According to Schochet, Roddenberry based his iconic Star Trek character Mr. Spock on LAPD Chief William H. Parker, who was known for his rational and seemingly emotionless behavior. When larger-than-life actor William Shatner was brought in to replace Jeffrey Hunter as captain of the Enterprise it allowed Leonard Nimoy to tone down his portrayal of Spock, he added. Schochet also spoke about how Steven Spielberg’s production plagued Jaws ushered in the era of big budget effects-driven blockbusters, his love for variety television like The Carol Burnett Show, reality versus scripted programming, Internet series binge-watching, and how Hollywood seems to have shifted the focus of major productions toward concept over star power.
During Open Lines, Matt in Seattle, Washington, recounted how he lost two days of time. According to Matt, he returned home on a Friday from his warehouse shift job and took his usual hour-long nap. Matt said he was confused to find Sunday programming on television upon awakening, so he went to a store and asked about the day of the week. The guy there confirmed it was Sunday, he noted. Matt expressed interest in hypnotherapy as a way to find out what happened during his missing two days. Joyce from Des Moines, Iowa, told George about the time she was traveling through a desolate area of New Mexico and drove past two strangely-placed towers. One appeared to be a black water tower with a blinking light atop it, she recalled. Joyce remembered looking back to see the towers and discovering to her surprise that the black one had mysteriously vanished.
Louis in Yuma, Arizona, shared his adventures in clandestine gold prospecting. According to Louis, he and a friend had snuck into a national forest where they were immediately confronted by a sheriff who warned them that they should leave or face being killed by drug runners in the vicinity. Three additional sheriffs arrived, repeated the initial warning, then put him under arrest, Louis explained, adding that as they were cuffing him the screams of a woman could be heard off in the distant wilderness. When Louis asked the law enforcement officers what they were going to do to help the endangered female, they cryptically suggested there was nothing they could do to help her, he revealed.

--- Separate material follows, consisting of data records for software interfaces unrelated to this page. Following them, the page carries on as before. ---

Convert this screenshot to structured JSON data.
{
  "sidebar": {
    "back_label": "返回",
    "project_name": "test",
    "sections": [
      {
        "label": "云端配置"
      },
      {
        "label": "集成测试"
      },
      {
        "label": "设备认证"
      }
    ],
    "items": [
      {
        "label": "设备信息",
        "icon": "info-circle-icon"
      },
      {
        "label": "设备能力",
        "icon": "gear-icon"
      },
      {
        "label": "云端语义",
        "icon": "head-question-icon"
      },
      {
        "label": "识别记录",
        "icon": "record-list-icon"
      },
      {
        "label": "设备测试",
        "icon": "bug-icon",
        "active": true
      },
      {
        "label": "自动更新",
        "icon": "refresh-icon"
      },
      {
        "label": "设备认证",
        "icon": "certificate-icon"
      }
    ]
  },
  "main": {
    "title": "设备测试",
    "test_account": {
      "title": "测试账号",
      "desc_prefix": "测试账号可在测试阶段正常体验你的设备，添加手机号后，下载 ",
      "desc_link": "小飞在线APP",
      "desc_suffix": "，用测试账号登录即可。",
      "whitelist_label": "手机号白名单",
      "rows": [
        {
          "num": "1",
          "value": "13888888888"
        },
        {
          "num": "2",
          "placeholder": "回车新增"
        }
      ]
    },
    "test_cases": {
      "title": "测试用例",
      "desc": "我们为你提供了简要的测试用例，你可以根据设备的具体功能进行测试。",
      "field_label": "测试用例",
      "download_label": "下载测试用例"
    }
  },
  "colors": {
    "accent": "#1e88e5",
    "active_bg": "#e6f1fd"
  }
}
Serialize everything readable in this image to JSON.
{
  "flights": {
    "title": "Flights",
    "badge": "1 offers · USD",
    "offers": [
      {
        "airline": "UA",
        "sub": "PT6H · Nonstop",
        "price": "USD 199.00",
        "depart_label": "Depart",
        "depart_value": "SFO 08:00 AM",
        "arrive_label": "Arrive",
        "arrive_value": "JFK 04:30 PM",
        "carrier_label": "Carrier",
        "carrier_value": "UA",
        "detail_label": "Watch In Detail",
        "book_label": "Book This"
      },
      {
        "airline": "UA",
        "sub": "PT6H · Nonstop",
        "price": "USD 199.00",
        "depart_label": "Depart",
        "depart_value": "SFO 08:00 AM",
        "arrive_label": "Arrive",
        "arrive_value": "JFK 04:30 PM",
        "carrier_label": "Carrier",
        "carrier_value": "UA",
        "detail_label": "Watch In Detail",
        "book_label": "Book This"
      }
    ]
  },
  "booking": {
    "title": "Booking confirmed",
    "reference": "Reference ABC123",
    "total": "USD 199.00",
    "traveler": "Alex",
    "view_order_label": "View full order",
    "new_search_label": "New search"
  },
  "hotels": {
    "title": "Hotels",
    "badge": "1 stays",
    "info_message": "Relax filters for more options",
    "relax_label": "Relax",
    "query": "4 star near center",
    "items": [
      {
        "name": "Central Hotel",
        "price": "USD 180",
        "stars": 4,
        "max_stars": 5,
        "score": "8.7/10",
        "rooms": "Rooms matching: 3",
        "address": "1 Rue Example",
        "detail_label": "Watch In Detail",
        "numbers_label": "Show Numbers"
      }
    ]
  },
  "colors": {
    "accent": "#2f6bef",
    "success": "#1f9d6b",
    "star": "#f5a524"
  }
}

Astronomers and skygazers from around the world gathered in Australia to witness a dazzling "ring of fire" solar eclipse on Friday. The spectacular effect occurs when the moon's apparent size is too small to fully black out the sun, leaving an annulus of solar light shining around it. More info and video at NBC News.
Bumper music from Friday May 10, 2013